So, after waiting for the Big 12 to resolve West Virginia's exit from the Big East to get the Mountaineers into the league this season, the long-awaited release of the conference schedule finally went down Tuesday morning.
Here's a look at how things will go down for the Longhorns in the 2012 conference season:
- at Oklahoma State, September 29th
- West Virginia, October 6th
- vs. Oklahoma (Cotton Bowl), October 13th
- Baylor, October 20th
- at Kansas, October 27th
- at Texas Tech, November 3rd
- Iowa State, November 10th
- TCU, November 24th
- at Kansas State, December 1st
First of all, the home schedule isn't as bad as it would have been if Texas had been forced to pick up another non-conference game instead of West Virginia, but the match-up against the Mountaineers and the tilt against the other new member are probably the best games on the home slate. The other contests at DKR are Wyoming, New Mexico, Iowa State, TCU, and Baylor.
The issue now is that TCU could still be reeling from the effects of losing at least three defensive starters due to the drug arrests made on Wednesday, decreasing the quality of that contest, even late in the season. The third-best game is against Baylor, a team that faces major question marks on both sides of the ball after getting terrible safety play in 2011 and losing the best player in the history of the program, as well as their top receiver and running back. Lache Seastrunk enters the fold and there is still some talent at wide receiver, but it's still easy to predict a drop off there.
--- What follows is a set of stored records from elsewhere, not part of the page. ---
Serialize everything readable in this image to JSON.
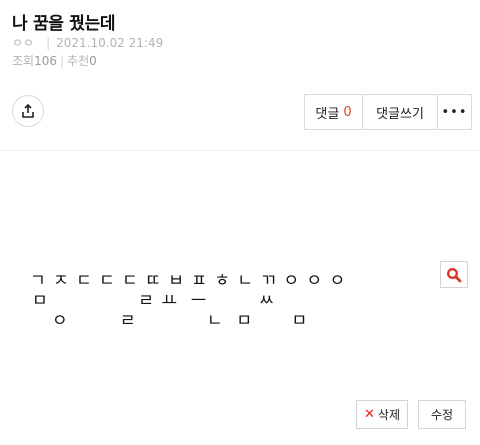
{
  "post": {
    "title": "나 꿈을 꿨는데",
    "author": "ㅇㅇ",
    "date": "2021.10.02 21:49",
    "views_label": "조회",
    "views": "106",
    "recommend_label": "추천",
    "recommend": "0",
    "body_lines": [
      "ㄱ ㅈ ㄷ ㄷ ㄷ ㄸ ㅂ ㅍ ㅎ ㄴ ㄲ ㅇ ㅇ ㅇ",
      "ㅁ              ㄹ ㅛ  ㅡ        ㅆ",
      "ㅇ        ㄹ           ㄴ  ㅁ      ㅁ"
    ]
  },
  "toolbar": {
    "comment_label": "댓글",
    "comment_count": "0",
    "write_comment_label": "댓글쓰기",
    "more_label": "•••"
  },
  "footer": {
    "delete_label": "삭제",
    "edit_label": "수정"
  },
  "colors": {
    "accent": "#e0462b",
    "delete_x": "#e0251b",
    "search_icon": "#d9372b"
  }
}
In other words, things could have been worse for the home schedule, but replacing Texas A&M with TCU doesn't look as appealing now as it did a matter of hours ago. That game is currently scheduled for the Saturday following Thanksgiving, but the current expectation is for the game to be moved back to Turkey Day as soon as ESPN and Fox work out a deal for the television rights.
The final game against Kansas State in Manhattan could be a huge game if the Longhorns are working to make a BCS bowl at that point -- the expectation for the season. Is this the year that Texas finally breaks the vice-like grip of EcoKat around our throat? Doing so could be the difference between a successful season and another mid-tier bowl game.
It could well be cold and windy, which may not favor either team, as both are expected to feature the run heavily, but it will be senior night for quarterback Collin Klein and, well, Kansas State owns Texas.
The season-defining stretch for Texas could well come early in the season, starting with the conference opener against Oklahoma State. Fortunately for the 'Horns, the Pokes could have a quarterback competition that lasts into the fall and will also have to replace all-world wide receiver Justin Blackmon. Expect T. Boone's boys to rely more heavily on the running game, which will feature a talented stable of backs including the proven and versatile Joseph Randle, bruising Jeremy Smith, and scat back Hershel Sims, the former Abilene star Texas passed over in favor of Malcolm Brown.
Following that contest, Texas will face a much stiffer challenge when hosting West Virginia, though entering the second year under Manny Diaz should eliminate the adjustment period that was needed in 2011 and result in the Longhorn defense being much more prepared for the high-powered offensive attack of the Mountaineers.
After hosting Holgo and company, Texas will make the trip up I-35 to the Cotton Bowl for the annual showdown there with Oklahoma, which will benefit from the return of Landry Jones and addition of Trey Metoyer, the former East Texas star who had to spend a year at a prep school after failing to qualify out of high school. The concerns for the Sooners revolve around the running game that struggled last year and some major losses on defense, including Big 12 Co-Defensive Player of the Year Frank Alexander and star linebacker Travis Lewis.
If the Longhorns can make it through that stretch at 2-1, which is probably moderately hopeful, Texas should be in good position to compete for the Big 12 title and a BCS bid, depending on what happens with the Kansas State game to end the season.
So, BONizens, what are your predictions for Texas in conference play and can the Longhorns pull out a Big 12 title with this schedule?